Being an art broker combines the skills of a market analyzer with the encyclopedic knowledge of an art historian and the art dealer’s familiarity with the art world. The most influential art brokers have acquired this wide yet highly-specialized set of skills through different career paths. While there exist specific study programs that aim to give you all-encompassing training in the different facets of the art sector, most art brokers started out as art experts (art historians, art critics, curators, museum and gallery professionals, auctioneers, art dealers) and gradually specialized themselves in the complex processes and rituals of art exchanges. Art brokers usually acquire knowledge and experience by working side by side with senior art professionals, who introduce them to the nitty-gritty of the job and give them access to powerful networks of contacts. Even though art brokers not always share education and job experiences, there are some elements that recur in the route of those who made it to the top of their field. Read through for a step-by-step description of what it takes to become an art broker.
Know your Art History

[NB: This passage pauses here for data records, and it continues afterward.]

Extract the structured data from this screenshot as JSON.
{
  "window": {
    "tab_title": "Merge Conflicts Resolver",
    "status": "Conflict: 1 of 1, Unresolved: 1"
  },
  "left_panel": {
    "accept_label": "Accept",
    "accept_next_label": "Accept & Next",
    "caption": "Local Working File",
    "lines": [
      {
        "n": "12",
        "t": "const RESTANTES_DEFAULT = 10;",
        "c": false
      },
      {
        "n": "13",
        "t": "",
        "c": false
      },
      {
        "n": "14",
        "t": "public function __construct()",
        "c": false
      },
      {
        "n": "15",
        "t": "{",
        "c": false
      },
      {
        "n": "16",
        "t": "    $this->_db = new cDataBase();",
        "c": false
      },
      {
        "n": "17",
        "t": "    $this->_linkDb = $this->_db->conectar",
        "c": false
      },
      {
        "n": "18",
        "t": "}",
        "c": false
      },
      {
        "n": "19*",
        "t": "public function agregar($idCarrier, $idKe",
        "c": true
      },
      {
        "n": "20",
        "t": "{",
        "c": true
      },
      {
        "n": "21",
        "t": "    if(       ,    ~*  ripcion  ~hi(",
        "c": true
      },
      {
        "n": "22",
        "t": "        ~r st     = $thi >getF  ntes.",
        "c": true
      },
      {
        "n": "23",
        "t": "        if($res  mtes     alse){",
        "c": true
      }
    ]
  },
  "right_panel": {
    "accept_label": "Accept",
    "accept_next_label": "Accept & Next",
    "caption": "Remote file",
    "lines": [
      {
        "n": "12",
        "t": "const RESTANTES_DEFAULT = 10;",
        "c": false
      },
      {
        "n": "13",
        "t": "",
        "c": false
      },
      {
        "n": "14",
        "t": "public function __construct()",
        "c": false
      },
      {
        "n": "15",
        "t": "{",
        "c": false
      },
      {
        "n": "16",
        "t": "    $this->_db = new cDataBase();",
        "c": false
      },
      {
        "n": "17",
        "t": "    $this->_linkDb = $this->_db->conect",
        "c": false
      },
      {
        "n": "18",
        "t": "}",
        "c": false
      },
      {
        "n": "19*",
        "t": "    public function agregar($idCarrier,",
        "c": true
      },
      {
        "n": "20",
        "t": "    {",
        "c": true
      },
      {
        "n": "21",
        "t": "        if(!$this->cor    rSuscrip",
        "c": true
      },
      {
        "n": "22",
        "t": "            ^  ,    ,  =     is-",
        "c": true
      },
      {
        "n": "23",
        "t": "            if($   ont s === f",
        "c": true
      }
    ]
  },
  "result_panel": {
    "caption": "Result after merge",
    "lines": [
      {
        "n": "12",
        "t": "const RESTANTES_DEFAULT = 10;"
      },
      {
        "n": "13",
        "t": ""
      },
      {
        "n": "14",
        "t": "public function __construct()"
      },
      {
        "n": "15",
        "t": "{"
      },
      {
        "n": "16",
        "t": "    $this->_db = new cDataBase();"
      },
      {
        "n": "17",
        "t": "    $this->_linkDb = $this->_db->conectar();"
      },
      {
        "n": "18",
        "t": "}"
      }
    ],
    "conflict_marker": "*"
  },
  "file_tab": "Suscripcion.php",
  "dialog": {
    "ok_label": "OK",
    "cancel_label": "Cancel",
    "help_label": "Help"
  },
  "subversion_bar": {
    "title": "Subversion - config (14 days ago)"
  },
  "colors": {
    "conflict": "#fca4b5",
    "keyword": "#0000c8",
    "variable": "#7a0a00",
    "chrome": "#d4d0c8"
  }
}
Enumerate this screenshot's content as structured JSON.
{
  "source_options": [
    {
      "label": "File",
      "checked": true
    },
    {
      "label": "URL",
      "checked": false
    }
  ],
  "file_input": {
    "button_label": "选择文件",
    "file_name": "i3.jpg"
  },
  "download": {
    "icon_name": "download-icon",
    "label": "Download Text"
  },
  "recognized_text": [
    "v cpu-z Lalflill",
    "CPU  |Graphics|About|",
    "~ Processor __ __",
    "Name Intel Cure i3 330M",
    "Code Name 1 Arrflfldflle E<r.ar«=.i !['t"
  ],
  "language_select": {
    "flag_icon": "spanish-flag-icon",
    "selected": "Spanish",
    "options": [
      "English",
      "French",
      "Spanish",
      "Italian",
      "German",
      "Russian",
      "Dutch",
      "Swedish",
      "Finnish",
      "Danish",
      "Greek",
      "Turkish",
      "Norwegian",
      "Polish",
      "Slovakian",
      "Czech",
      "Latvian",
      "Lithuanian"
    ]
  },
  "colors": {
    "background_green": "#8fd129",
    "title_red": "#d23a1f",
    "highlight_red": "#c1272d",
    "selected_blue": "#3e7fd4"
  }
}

Art brokers need to be very knowledgeable about the history of art as a discipline- its themes, methods, and objectives. Usually, art brokers narrow down their interests to a very specific period, style, artist or school. This allows them to develop highly- specialized expertise in a particular field and apply it to a very specific sector of the art market. Some art brokers can have wide-ranging art historical knowledge and become experts of more than one period or style: an art broker who works with Impressionist paintings is likely to have the broader expertise to deal with 19th century European art, but his or her insight will be very different from that of a colleague who specializes in contemporary Asian art. Building up such highly-focused and in-depth type of knowledge can take years of study and research in the field of art history: this fundamental training also includes an understanding of collection and exhibition histories, and issues of provenance (meaning the history of ownership of a work), attribution, and authenticity. Art brokers almost always hold degrees in art history; before dedicating themselves to art investment consultancy, they often worked as professionals of the art sector in other capacities- as university professors, museum and gallery curators, auctioneers, art dealers.
Familiarize Yourself with the Art Market
Art brokers often surpass in skills and expertise of art professionals, as they need to acquire complete mastery of the art market, its regulations, and dynamics. Brokers, in fact, learn to deal with art objects not only as historical artifacts, but also as assets: these are exchanged within a highly-diversified market that defies traditional investment rules, responds to peculiar legal and contractual rules, and is subjected to unpredictable fluctuations.  One of the first responsibilities of the art-broker-to-be is to become acquainted with the specific features of the art sector: financial expertise is in fact required to understand the processes of selling and buying, master the art of bidding, access centers of exchanges- such as art fairs and auction houses, but also networks of private owners-, and oversee the contractual and legal rules that govern art investments. This means that art brokers not only need to have an in-depth knowledge of the objects they work with, but also to be well versed in the technicalities of investment laws and develop superior analytic skills in the field of marketing and finance.
Leading international auction houses such as Christie’s and Sotheby’s offer graduate programs in Art and Business where training in the history of art is accompanied by an in-depth introduction to the workings of the art market and issues of law and commerce. These courses bring students to witness and contribute to the work of leading practitioners of the art market, allowing them to develop a unique insight into the dynamics of the art market.  While these highly-focused and high-end study programs undoubtedly provide privileged access to the venues and networks of the art world, the most influential art brokers nowadays have usually developed their financial expertise through diverse and separate training experiences in the field of business and law. There is no single study career which guarantees aspiring art brokers rapid entrance into the sector: the skills required for this job evolve continuously, and only the determination to expand and update one’s expertise can bring you to the top of this field.
Become the art buyer’s best friend
The art broker’s ascent to the highest ranks of the art sector relies most of all on a solid and ever-growing client base. This is a job that requires the ability to communicate very technical knowledge to clients that are often not fully conversant with the art market lingo and internal rules. More importantly, successful art brokers are advisors who are able to inspire a relationship of trust: they need to present themselves as experienced guides for the clients to refer to at any stage of the investment process, and trusted guardians who are able to manage, protect, and expand their art funds. The ability to describe your expertise clearly, understand your client’s requirements, and offer tailor-made advice is fundamental to interact and collaborate with high end net worth individuals. This is why aspiring art brokers should focus on building a relevant CV as much as on developing extraordinary interpersonal skills.
Cultivate clients’ relationships
Once you have succeeded in creating a steady client base, it is equally important to cultivate and expand this network by connecting with the other actors of the art world. Art brokers usually offer their services to art dealers, private collectors, gallery owners, individuals or companies seeking to diversify their portfolio. Some brokers work on their own and offer private counselling services, others are employed by auction houses and art advisory companies as part of larger teams of art experts. In both cases, top art brokers are extremely aware of the importance of networking to reach out as many clients as possible. Chances for establishing liaisons with the main players of the art world are multiple and disseminated globally: art fairs, auctions, gallery openings, and other exclusive events of the sector always present with the best opportunities to get in touch with eager investors, introduce oneself to potential clients, and gain visibility.